WORK INSTRUCTION
Every line containing the word "with" must be pulled from the records.

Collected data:
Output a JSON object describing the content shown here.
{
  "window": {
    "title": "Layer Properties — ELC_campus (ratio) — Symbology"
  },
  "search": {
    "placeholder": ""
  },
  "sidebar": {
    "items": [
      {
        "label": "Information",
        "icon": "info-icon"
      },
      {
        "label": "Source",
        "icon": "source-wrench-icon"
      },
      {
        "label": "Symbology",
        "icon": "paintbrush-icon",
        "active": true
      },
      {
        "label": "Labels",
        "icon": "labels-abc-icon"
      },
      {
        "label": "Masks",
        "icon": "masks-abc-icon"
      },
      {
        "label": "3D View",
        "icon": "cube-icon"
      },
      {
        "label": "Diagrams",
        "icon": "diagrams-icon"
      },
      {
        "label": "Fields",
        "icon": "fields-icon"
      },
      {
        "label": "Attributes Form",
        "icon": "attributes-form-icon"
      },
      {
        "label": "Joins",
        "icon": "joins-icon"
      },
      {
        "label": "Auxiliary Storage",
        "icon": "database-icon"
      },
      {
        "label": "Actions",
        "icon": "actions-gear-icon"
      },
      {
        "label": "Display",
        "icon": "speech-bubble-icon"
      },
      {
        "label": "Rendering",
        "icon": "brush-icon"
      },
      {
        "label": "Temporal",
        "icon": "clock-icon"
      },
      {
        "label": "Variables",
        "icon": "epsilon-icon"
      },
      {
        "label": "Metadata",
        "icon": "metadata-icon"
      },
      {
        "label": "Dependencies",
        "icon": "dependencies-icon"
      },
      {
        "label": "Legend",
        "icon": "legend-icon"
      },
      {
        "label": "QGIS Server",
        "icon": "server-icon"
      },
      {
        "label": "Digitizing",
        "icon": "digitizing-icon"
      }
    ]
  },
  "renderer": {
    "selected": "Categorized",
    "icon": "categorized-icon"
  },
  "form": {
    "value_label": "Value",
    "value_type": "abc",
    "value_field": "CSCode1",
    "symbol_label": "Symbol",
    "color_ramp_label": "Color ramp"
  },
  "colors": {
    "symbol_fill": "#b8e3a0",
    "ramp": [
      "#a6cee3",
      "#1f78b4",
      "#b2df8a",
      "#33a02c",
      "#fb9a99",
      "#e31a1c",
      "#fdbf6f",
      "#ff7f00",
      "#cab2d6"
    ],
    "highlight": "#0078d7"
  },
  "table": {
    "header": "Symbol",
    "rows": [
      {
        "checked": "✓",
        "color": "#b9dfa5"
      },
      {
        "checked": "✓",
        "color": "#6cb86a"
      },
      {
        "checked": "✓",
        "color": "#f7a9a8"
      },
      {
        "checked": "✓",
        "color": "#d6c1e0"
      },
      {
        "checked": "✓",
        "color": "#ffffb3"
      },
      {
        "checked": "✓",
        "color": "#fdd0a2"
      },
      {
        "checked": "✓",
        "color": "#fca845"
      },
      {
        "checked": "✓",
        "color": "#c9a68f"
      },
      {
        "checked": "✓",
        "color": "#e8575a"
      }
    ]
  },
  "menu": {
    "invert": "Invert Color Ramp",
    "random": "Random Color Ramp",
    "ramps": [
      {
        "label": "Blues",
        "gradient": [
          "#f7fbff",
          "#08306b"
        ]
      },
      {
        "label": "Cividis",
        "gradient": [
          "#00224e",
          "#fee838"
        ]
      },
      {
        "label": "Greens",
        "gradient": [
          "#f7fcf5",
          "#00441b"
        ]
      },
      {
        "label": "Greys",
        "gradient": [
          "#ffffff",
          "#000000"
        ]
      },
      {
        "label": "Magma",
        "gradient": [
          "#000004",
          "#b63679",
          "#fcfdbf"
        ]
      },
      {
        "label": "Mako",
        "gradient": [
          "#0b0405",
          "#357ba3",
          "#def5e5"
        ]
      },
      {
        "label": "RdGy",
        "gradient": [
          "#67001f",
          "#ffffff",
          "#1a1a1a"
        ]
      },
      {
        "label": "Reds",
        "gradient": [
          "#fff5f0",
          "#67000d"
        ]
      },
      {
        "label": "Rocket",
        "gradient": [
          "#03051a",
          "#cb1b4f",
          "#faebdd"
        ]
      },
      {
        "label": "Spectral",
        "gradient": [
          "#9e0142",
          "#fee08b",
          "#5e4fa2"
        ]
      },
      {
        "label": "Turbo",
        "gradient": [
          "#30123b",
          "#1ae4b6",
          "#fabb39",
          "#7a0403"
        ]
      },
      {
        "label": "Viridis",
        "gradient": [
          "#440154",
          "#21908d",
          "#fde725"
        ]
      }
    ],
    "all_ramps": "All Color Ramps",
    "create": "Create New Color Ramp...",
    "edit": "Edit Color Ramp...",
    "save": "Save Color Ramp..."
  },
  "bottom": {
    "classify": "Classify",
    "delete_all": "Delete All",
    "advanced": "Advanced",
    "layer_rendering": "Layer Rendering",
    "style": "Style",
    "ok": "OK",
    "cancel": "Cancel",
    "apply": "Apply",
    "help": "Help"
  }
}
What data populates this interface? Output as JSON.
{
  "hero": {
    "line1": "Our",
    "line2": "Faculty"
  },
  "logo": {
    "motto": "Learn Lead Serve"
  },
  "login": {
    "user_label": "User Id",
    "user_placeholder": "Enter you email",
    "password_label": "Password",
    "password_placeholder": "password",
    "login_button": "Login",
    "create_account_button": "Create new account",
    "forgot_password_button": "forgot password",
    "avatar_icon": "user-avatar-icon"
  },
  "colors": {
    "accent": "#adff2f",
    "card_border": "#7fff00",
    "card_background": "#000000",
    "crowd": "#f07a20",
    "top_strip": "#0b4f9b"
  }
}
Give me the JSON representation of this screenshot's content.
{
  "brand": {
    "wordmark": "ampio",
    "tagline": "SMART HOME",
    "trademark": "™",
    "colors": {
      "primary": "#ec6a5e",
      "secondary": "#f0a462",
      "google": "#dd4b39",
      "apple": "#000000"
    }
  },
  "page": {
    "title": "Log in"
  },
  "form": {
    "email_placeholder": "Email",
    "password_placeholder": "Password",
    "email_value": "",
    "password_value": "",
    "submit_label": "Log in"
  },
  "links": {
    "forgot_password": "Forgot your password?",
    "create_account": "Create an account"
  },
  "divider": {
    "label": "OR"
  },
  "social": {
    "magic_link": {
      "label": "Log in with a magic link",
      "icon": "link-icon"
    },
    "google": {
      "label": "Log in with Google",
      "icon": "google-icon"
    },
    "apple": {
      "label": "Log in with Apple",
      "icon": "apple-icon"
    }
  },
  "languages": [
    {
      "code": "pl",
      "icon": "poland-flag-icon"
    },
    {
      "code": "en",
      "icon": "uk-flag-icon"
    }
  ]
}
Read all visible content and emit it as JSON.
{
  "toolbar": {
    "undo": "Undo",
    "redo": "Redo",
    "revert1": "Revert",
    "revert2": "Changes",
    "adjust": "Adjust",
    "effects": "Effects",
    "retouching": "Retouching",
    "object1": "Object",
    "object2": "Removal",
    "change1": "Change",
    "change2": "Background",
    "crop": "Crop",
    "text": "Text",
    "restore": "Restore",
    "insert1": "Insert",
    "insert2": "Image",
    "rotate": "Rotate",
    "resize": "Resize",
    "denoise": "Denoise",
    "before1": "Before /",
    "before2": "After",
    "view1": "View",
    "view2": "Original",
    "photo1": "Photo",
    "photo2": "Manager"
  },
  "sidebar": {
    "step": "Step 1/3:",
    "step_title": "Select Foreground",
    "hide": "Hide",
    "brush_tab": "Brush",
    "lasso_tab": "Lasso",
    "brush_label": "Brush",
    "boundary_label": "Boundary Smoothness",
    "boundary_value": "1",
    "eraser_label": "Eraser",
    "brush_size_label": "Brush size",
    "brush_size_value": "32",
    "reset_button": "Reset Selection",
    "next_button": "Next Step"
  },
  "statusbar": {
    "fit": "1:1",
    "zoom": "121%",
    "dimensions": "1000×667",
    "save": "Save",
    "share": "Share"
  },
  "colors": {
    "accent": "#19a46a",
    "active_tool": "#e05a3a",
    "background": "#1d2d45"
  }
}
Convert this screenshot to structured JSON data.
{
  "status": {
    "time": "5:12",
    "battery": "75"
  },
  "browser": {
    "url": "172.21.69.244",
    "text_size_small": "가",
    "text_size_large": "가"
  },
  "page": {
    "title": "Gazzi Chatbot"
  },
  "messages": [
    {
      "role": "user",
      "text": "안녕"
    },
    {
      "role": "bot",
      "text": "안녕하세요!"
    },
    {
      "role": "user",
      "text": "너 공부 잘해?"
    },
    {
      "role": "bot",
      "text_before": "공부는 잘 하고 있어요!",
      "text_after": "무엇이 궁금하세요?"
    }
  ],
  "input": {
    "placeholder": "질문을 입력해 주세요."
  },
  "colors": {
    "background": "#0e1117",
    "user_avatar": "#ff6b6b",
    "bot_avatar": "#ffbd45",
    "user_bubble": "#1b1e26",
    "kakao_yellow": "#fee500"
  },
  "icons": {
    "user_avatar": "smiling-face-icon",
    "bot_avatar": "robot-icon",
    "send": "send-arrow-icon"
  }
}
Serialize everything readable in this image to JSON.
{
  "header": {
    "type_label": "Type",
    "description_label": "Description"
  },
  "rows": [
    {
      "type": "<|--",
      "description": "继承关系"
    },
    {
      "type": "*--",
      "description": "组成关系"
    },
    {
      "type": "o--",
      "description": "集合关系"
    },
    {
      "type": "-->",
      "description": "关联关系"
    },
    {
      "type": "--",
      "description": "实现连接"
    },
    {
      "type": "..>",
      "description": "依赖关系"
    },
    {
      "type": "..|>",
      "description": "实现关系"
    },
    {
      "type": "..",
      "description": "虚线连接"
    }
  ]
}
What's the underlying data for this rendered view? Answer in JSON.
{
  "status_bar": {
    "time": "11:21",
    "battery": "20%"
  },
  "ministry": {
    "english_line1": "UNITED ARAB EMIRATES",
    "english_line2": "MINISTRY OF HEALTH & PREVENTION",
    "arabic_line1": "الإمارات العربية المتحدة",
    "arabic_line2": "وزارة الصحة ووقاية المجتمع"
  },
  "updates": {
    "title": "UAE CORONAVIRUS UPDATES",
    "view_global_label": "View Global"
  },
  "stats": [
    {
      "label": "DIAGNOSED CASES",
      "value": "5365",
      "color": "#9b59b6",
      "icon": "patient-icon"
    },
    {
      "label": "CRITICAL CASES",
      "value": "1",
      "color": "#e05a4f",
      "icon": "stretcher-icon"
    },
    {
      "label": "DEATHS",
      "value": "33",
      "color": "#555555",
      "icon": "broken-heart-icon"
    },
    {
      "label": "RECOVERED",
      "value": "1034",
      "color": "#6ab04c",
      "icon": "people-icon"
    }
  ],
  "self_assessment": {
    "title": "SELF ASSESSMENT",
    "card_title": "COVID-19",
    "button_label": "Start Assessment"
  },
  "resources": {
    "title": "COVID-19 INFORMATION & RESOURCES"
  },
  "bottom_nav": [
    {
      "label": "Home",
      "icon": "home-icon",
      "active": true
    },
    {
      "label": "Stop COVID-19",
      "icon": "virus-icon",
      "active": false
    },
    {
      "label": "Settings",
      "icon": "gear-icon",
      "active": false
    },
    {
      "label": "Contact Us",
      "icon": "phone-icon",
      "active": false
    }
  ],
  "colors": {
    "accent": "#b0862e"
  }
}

YOUR SOLUTION
      "label": "Log in with a magic link",
      "label": "Log in with Google",
      "label": "Log in with Apple",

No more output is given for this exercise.